Set in 1997, the show gives viewers a front-row seat into one example of how race was discussed in a wealthy white home in the late ‘90s. By the white characters frequently claiming they would never “make something about race,” it seems that this approach to discussing race is actually to avoid mentioning it at all. For the Richardson family, race is seen as a factor that complicates a situation, since the family typically chooses to operate with an attitude of color-blindness. 

Although this attitude helps the Richardsons to feel that they are a welcoming ally to Mia and Pearl, comments that fail to acknowledge the harm caused by racism prove their inhospitality. Elena’s daughter Lexie, played by Jade Pettyjohn, serves as a prime example of this ignorance by neglecting to acknowledge the scope of discrimination — she takes Pearl’s personal story of discrimination and uses it as her own for her college application. Additionally, when Lexie confesses this to her boyfriend, her lack of sensitivity and failure to understand the gravity of her actions becomes the breaking point of their relationship.

In comparison to her daughter, whose ignorance seems to reflect poorly on her character, Elena’s racially insensitive comments may seem easier to forgive, since they paint her as a wealthy, suburban housewife whose ignorance is simply a reflection of the time. However, Elena reveals her willingness to listen when her suspicions and accusations are silenced by Mia’s honesty in explaining that, as a black single mother, she is frequently denied as a tenant. Fans of “Big Little Lies” will recognize Witherspoon’s character as having more complexity than her suburban counterparts, despite her superficial facade. While this compassion and neurotic need to fix Mia’s life imply elements of a white savior narrative, this series proves itself to be much more than that by giving Mia a significant say in how the story is told.

While maintaining a mysterious background evidently filled with trauma, Mia introduces herself as an artist. She chooses subjects within each temporary residence before moving on to her next project in a new location. Throughout her interactions with Elena, Mia firmly maintains control of her situation, refusing to accept Elena’s help or sympathy, and instead creating her own solutions.
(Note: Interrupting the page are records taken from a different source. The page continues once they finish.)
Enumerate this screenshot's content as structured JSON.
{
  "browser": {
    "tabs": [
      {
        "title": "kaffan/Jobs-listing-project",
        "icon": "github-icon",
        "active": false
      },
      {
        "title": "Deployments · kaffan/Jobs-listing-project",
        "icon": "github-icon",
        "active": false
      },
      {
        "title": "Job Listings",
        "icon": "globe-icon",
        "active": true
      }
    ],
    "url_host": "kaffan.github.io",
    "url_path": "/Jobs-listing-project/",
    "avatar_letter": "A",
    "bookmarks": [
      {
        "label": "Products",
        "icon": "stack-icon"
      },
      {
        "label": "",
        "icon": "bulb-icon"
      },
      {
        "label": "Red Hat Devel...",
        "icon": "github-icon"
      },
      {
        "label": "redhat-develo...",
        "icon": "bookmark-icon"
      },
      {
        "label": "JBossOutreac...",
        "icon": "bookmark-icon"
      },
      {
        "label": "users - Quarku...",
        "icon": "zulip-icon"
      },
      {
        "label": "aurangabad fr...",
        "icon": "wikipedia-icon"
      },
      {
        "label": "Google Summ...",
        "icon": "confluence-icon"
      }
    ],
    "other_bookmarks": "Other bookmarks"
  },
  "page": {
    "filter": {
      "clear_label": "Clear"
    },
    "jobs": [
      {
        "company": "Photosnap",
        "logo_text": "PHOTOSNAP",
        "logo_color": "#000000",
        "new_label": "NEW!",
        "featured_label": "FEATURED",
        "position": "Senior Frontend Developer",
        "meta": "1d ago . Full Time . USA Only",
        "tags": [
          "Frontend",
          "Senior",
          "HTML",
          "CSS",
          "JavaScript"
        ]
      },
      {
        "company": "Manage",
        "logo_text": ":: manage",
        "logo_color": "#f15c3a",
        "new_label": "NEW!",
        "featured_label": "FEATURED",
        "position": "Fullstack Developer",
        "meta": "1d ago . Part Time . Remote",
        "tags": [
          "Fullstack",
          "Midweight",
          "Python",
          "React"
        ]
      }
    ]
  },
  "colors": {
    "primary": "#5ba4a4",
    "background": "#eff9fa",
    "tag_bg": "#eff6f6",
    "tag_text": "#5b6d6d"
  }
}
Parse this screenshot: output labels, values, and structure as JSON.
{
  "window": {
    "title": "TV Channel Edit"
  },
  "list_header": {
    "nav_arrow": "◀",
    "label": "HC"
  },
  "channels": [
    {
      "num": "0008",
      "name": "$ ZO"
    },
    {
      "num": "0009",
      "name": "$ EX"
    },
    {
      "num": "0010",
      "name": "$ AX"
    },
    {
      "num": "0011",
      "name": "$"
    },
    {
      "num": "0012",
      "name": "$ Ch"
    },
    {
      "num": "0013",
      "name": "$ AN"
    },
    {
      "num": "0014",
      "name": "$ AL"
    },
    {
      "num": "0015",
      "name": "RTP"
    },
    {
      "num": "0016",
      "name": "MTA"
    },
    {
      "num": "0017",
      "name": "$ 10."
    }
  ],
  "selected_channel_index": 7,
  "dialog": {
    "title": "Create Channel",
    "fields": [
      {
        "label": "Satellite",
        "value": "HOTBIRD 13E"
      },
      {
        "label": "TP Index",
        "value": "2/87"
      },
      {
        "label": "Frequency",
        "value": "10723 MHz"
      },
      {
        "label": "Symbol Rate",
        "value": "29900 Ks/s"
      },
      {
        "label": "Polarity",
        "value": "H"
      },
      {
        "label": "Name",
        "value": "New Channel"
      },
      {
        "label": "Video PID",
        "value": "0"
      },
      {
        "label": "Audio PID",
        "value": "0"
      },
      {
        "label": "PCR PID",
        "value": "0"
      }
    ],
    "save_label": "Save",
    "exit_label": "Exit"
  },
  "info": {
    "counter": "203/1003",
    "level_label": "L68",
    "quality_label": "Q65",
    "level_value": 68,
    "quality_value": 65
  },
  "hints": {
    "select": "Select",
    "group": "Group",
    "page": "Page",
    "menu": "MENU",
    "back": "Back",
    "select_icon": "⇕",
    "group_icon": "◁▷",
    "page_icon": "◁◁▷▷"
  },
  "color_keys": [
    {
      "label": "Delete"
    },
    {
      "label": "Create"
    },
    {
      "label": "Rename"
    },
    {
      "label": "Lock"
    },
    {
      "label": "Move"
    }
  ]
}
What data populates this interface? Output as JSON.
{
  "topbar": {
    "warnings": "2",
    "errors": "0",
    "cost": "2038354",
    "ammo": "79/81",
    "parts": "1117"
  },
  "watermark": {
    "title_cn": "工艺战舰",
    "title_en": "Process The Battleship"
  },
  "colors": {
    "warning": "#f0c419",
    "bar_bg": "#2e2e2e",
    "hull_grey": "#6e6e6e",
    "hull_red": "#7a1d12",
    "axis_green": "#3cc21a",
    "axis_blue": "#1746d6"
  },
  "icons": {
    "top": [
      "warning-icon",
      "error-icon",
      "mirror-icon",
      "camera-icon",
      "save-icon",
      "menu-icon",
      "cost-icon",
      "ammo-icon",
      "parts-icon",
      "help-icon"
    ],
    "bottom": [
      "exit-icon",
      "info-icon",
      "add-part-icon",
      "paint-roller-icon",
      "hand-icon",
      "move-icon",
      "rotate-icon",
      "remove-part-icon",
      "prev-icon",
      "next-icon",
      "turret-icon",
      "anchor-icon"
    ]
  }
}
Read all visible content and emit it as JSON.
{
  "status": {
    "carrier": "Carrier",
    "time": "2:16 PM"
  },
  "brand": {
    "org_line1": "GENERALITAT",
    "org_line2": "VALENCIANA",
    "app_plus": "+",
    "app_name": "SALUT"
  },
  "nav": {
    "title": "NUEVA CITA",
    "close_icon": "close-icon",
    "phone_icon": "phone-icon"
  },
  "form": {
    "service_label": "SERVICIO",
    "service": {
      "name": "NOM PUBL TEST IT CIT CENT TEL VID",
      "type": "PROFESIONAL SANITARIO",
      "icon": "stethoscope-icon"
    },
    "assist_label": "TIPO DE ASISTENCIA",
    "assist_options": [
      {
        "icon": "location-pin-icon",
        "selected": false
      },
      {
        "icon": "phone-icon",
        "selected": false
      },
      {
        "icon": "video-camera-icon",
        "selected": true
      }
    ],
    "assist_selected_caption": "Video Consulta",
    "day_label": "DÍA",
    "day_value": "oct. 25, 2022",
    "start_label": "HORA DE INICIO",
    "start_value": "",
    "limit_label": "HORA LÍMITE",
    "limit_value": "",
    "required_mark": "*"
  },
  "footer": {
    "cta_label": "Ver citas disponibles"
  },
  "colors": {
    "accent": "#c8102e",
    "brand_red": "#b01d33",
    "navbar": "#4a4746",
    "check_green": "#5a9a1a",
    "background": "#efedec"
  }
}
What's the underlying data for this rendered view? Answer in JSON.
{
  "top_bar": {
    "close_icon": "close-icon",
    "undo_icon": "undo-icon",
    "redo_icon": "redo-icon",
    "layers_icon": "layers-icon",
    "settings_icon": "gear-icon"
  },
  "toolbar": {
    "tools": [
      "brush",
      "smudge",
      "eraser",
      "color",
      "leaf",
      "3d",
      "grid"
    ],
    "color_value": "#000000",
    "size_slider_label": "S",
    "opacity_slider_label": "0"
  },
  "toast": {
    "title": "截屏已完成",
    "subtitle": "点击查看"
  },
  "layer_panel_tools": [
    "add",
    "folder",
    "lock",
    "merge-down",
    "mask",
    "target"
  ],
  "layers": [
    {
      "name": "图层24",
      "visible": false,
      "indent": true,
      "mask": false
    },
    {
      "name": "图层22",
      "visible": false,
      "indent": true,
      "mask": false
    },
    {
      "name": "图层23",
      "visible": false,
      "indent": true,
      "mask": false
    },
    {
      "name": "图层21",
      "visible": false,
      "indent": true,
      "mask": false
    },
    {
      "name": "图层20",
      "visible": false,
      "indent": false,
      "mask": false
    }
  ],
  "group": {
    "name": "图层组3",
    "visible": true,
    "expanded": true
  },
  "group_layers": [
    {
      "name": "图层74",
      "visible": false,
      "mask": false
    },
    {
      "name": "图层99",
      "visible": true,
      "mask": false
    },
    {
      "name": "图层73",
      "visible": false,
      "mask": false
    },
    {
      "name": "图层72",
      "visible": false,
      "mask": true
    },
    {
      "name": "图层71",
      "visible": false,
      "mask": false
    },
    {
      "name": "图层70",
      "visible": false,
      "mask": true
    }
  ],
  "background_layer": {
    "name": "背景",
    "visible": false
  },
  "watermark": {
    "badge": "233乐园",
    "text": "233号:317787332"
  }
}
Mia only accepts Elena’s job offer as housekeeper after discovering Pearl’s discontent with both their fast-paced lifestyle and Mia’s own unwillingness to make their residence permanent.

While the intermingling of the Warrens and the Richardsons initially stirs chaos and drama, the show is, at its heart, about motherhood and a mother’s struggle to truly understand and fully give to one’s child what they need. This often contrasts with the mothers’ own notions about what they consider to be a normal adolescent experience, forcing them to abandon their way of thinking in some form. While Elena and Mia clash on most issues, in a drunken moment of vulnerable honesty, Elena and Mia divulge their concern about feeling disconnected from their daughters, crafting the roots of a quiet friendship. However, as Elena and Mia welcome each other’s daughters with open arms, the intertwined women hint at the progression of a more sinister element of the remainder of the series.